“We had all these wonderful community gardens, rooftop gardens … it taught people things, people began to know where their food comes from, how it’s grown,” he said. “But none of these projects were at a scale that would make an impact on the community.”
After buying the Schoharie Farm, Derryck quickly realized farmers upstate were already growing enough produce – someone just needed to get it into urban households.
One city, many communities, different needs
Corbin Hill has been intentional in its work.
“It’s not about aggregating and getting things to market in general, but it’s specifically about aggregating and getting to those who need it most,” Derryck said. “We knew when we started … that 16 percent of the folks in the [Harlem and South Bronx] communities – which comprised 70,000 people – were making less than 200 percent of the federal poverty level.”
With this in mind, Derryck and his colleagues sought new ways to ensure boxes full of fruit, vegetables and eggs were reasonably priced for slimmer budgets. They began partnering with community organizations to create tailored boxes, which sell at a price much lower than Corbin Hill’s standard of $28. For example, by working with Harlem Children’s Zone, Corbin Hill is able to get fresh produce to families of Headstart kids – low-income kids whose parents may not always be able to afford such things, especially when sold at standard grocery prices. Through other partnerships, they are also able to offer boxes for seniors are priced at $8 and family-specific boxes, range from $14 to $20.
By varying options for farm shares, Corbin Hill ensures that everyone has access to healthy food – not just those in more affluent areas of the city. Most importantly, Corbin Hill aims to shift power to the consumer.
“No one ever asked the farmer, ‘What could you grow for this community?’ [But] people wanted to know, ‘Can you grow this?’” Derryck said. “That changed the discussion. They were no longer passive consumers being handed things; they were consumers making decisions. They were consumers making requests. They were beginning to take ownership.”
More than healthy food, it’s about affordable food
Since Corbin Hill started, it has expanded far beyond Harlem and the Bronx, and is now serving every borough in New York City.
But even as they grow, Derryck remains focused on ensuring the community maintains control over where food comes from and where it goes. He wants everyone – even those that fall along the fringe, such as the formerly incarcerated who lose access to food stamps – to have a way to eat healthfully.
“We just put in a huge order for 450 men going through rehabilitation … Ninety-nine percent of that population being black or Latino. We’re talking about some real sense of equity and real sense of trying to get things to these individuals who have no access,” Derryck said. “These are the kinds of groups that we are after. This is what equity really means to us.”

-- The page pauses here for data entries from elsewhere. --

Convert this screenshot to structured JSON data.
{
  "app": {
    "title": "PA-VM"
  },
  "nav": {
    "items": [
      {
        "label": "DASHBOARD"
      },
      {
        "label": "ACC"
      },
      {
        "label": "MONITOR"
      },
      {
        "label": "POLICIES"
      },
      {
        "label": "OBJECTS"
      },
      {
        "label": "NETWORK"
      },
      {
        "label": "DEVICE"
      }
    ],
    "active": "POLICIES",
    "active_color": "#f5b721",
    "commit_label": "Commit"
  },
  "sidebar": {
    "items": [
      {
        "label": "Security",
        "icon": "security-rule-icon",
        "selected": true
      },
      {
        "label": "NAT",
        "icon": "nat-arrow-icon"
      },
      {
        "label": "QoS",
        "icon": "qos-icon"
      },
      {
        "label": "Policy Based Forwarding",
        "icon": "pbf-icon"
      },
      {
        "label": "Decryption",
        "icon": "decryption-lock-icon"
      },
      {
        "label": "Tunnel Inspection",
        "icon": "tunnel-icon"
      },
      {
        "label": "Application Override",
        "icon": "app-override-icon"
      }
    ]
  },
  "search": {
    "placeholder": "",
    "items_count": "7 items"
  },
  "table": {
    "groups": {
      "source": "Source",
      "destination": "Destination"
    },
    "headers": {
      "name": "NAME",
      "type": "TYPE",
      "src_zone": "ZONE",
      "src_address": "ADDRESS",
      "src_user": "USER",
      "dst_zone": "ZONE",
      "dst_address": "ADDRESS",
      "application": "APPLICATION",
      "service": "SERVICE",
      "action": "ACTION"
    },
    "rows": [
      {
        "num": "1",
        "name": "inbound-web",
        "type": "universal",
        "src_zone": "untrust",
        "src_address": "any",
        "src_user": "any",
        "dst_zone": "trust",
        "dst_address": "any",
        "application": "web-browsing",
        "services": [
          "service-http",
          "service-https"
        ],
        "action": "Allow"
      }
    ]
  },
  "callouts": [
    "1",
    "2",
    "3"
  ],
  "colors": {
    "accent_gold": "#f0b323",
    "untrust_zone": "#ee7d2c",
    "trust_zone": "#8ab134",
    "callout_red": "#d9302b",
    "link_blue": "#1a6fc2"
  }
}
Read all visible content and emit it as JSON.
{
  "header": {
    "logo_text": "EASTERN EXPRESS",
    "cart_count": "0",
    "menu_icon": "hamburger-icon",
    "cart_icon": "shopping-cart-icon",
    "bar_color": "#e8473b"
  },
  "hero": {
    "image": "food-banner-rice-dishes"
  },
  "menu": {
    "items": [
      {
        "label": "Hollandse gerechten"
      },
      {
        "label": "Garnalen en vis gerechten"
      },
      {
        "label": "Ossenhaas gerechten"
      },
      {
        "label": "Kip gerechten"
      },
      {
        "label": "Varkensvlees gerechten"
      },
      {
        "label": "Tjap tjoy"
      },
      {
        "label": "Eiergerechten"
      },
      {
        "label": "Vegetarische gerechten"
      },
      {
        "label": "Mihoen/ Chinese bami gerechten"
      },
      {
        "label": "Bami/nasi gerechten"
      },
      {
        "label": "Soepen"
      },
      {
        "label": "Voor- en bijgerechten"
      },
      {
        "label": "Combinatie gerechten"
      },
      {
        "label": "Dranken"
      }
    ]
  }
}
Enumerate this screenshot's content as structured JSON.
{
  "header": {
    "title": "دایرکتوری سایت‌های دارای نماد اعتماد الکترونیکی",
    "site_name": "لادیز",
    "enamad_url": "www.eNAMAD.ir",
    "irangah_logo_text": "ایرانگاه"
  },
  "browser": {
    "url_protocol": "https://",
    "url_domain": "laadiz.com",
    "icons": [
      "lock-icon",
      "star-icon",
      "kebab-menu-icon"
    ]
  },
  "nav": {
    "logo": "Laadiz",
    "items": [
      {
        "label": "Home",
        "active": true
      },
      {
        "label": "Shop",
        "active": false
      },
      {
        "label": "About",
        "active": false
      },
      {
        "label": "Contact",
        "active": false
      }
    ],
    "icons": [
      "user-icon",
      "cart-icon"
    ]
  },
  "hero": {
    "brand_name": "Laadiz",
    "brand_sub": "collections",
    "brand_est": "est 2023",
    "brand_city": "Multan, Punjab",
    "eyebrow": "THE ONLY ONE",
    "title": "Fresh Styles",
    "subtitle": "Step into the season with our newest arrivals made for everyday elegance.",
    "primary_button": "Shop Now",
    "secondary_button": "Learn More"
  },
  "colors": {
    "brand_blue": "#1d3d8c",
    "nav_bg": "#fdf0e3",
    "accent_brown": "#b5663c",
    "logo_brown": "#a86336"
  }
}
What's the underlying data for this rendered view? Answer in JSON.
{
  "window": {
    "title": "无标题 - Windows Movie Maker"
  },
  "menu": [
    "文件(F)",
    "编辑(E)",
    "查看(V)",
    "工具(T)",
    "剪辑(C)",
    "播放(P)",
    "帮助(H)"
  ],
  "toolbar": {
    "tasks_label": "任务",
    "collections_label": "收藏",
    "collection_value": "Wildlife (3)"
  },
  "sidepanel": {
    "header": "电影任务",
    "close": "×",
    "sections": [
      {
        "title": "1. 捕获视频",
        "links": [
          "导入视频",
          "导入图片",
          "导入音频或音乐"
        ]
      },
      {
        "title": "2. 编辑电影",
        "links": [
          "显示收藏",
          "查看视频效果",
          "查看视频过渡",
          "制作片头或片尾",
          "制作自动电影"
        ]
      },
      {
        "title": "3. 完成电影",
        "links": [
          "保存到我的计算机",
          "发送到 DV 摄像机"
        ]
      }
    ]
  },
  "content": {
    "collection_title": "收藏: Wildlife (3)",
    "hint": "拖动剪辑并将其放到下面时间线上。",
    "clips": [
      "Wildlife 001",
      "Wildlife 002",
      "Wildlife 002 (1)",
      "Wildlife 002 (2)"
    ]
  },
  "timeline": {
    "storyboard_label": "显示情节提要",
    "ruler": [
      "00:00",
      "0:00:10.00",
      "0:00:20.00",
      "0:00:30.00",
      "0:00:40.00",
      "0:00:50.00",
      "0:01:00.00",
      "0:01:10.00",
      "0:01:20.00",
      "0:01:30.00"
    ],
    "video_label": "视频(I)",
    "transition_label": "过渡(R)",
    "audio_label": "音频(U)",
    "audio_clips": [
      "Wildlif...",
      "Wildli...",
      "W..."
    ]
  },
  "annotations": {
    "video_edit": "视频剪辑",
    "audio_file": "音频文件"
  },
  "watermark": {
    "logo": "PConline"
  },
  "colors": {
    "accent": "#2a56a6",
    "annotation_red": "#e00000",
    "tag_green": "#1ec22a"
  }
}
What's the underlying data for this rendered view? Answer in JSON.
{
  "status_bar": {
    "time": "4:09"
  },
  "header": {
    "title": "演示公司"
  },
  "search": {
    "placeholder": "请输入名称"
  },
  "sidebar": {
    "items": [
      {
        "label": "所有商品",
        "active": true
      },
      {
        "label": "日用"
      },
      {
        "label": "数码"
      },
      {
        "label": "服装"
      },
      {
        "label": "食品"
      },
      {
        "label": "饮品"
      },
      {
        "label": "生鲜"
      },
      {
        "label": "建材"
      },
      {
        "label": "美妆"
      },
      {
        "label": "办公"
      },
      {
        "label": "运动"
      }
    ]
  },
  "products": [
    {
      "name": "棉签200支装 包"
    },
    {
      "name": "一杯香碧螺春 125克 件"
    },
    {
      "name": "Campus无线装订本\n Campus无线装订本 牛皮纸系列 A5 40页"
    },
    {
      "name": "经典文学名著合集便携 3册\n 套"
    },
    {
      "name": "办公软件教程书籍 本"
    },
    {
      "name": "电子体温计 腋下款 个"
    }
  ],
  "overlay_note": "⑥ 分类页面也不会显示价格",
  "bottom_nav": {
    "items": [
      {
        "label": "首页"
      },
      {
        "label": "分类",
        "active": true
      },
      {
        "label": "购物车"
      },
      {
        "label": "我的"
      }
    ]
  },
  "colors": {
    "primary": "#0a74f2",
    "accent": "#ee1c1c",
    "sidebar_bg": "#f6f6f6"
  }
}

Corbin Hill is also about pushing for structural change. Derryck is looking into “alternative resources of sustainable funding,” such as Community Reinvestment Act (CRA) tax credits, similar to what’s used to assist in funding low-income housing.
“While there are numerous ways to fund, for example, affordable housing projects, there are very few options when it comes to funding to feed low-income people,” he said. “[We should be] structurally designing things.”
Derryck wants Corbin Hill to be part of changing that design. Corbin Hill is not just about increasing access to fruits and vegetables, but developing sustainable funding models that truly address how we feed people of every socio-economic background.